As structures like race, class, and gender took specific spatial forms and ideologies in the US, the single family home–and increased, mass production of them that allowed greater access to prestige goods–zoning helped codify exclusion that was already well-established in American society.

So yeah, it wouldn’t have mattered if the multi-family buildings were nice to begin with because by definition: those people live like that, and those people are bad, and thus we should keep them over there, and over there is where they are so those places are ugly and bad, no matter what those places actually look like.

The story, however, does not end there, and we in 21st century Trump America have to deal with the next 70+ years of that cycle of stigmatization becoming even more entrenched in the cultural psyche, and in the built environment as the cycle of thinking above led to another cycle:

those people are bad and poor; bad and poor people live in bad and poor and ugly places, and oh, we’re building something for the poor so they’ll just ruin it/it will be bad anyway/if they get better they won’t work their way out to better so let’s just build/approve any clapped up shit because it doesn’t matter but I guess they have to live somewhere so there

So to recap, there are a) great multi-family buildings out there, in lots of places, not just Manhattan, that are ascribed with stigmatized characteristics and thus judged through racist and classist aesthetic lenses, as well as b) individuals relegated to low-quality buildings because of the same stigma becoming reality over time.

Breaking that cycle of stigma has not proven easy, but it strikes me as really, really important. First of all, people who are impoverished or oppressed deserve good, comfortable city spaces, too, and they deserve to have the spaces they create treated with respect both culturally and aesthetically. And second of all, anything less than building pretty darn nice with multifamily infill now adds fuel to the NIMBY fire, aided and abetted by American racial and class biases to begin with.

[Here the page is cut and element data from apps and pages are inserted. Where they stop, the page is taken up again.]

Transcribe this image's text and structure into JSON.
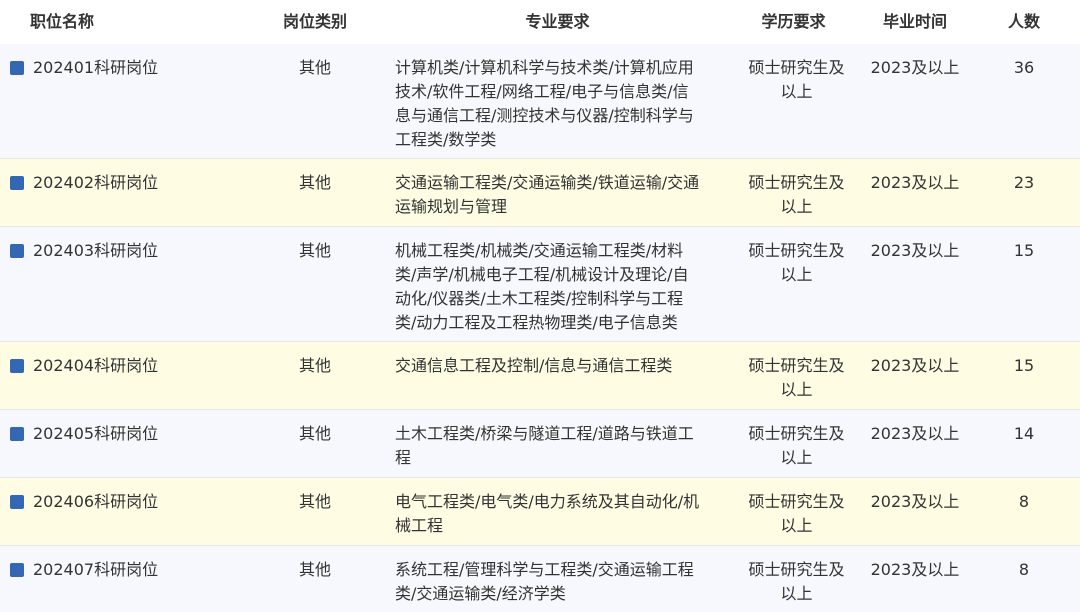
{
  "colors": {
    "row_odd": "#f6f8fd",
    "row_even": "#fefde4",
    "marker": "#3366b3",
    "header_bg": "#ffffff"
  },
  "header": {
    "position_name": "职位名称",
    "position_type": "岗位类别",
    "major": "专业要求",
    "education": "学历要求",
    "graduation": "毕业时间",
    "count": "人数"
  },
  "rows": [
    {
      "name": "202401科研岗位",
      "type": "其他",
      "major": "计算机类/计算机科学与技术类/计算机应用技术/软件工程/网络工程/电子与信息类/信息与通信工程/测控技术与仪器/控制科学与工程类/数学类",
      "education": "硕士研究生及以上",
      "graduation": "2023及以上",
      "count": "36"
    },
    {
      "name": "202402科研岗位",
      "type": "其他",
      "major": "交通运输工程类/交通运输类/铁道运输/交通运输规划与管理",
      "education": "硕士研究生及以上",
      "graduation": "2023及以上",
      "count": "23"
    },
    {
      "name": "202403科研岗位",
      "type": "其他",
      "major": "机械工程类/机械类/交通运输工程类/材料类/声学/机械电子工程/机械设计及理论/自动化/仪器类/土木工程类/控制科学与工程类/动力工程及工程热物理类/电子信息类",
      "education": "硕士研究生及以上",
      "graduation": "2023及以上",
      "count": "15"
    },
    {
      "name": "202404科研岗位",
      "type": "其他",
      "major": "交通信息工程及控制/信息与通信工程类",
      "education": "硕士研究生及以上",
      "graduation": "2023及以上",
      "count": "15"
    },
    {
      "name": "202405科研岗位",
      "type": "其他",
      "major": "土木工程类/桥梁与隧道工程/道路与铁道工程",
      "education": "硕士研究生及以上",
      "graduation": "2023及以上",
      "count": "14"
    },
    {
      "name": "202406科研岗位",
      "type": "其他",
      "major": "电气工程类/电气类/电力系统及其自动化/机械工程",
      "education": "硕士研究生及以上",
      "graduation": "2023及以上",
      "count": "8"
    },
    {
      "name": "202407科研岗位",
      "type": "其他",
      "major": "系统工程/管理科学与工程类/交通运输工程类/交通运输类/经济学类",
      "education": "硕士研究生及以上",
      "graduation": "2023及以上",
      "count": "8"
    }
  ]
}
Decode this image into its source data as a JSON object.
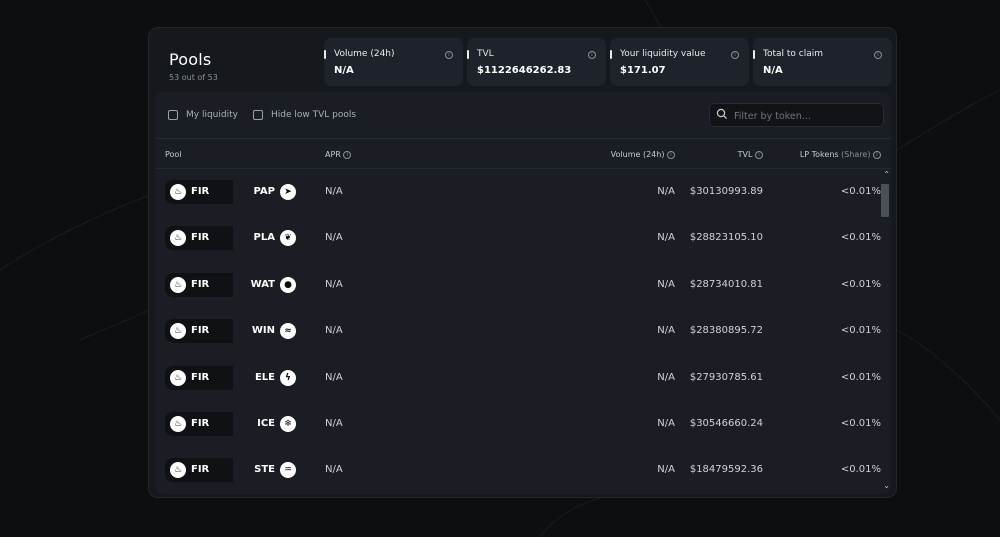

And all bad design contributes to uncomfortable, unpleasant city spaces we don’t want and can’t afford if we want infill to accomplish what we say it’s going to (environmental changes). Not every place has to be uniquely beautifully and preciously wrought. It just has to be comfortable, something that will grow and stitch into a place over time as it changes the place and the place changes it. That doesn’t sound very ambitious, but it’s hard enough.